Top of Supplied records

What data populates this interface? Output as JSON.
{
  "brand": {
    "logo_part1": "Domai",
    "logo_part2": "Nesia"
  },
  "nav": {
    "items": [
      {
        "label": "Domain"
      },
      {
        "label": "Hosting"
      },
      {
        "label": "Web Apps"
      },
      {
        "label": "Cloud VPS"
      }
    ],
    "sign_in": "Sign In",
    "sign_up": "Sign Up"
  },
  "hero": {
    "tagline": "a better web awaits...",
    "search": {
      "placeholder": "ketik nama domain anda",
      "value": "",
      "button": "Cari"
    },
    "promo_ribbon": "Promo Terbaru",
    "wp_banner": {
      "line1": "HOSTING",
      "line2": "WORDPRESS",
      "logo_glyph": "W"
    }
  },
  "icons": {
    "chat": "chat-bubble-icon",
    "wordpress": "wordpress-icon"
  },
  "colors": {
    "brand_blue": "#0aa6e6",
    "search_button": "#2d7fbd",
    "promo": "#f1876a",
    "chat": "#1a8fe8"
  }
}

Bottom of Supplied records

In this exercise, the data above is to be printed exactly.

• _Your response_
What data populates this interface? Output as JSON.
{
  "brand": {
    "logo_part1": "Domai",
    "logo_part2": "Nesia"
  },
  "nav": {
    "items": [
      {
        "label": "Domain"
      },
      {
        "label": "Hosting"
      },
      {
        "label": "Web Apps"
      },
      {
        "label": "Cloud VPS"
      }
    ],
    "sign_in": "Sign In",
    "sign_up": "Sign Up"
  },
  "hero": {
    "tagline": "a better web awaits...",
    "search": {
      "placeholder": "ketik nama domain anda",
      "value": "",
      "button": "Cari"
    },
    "promo_ribbon": "Promo Terbaru",
    "wp_banner": {
      "line1": "HOSTING",
      "line2": "WORDPRESS",
      "logo_glyph": "W"
    }
  },
  "icons": {
    "chat": "chat-bubble-icon",
    "wordpress": "wordpress-icon"
  },
  "colors": {
    "brand_blue": "#0aa6e6",
    "search_button": "#2d7fbd",
    "promo": "#f1876a",
    "chat": "#1a8fe8"
  }
}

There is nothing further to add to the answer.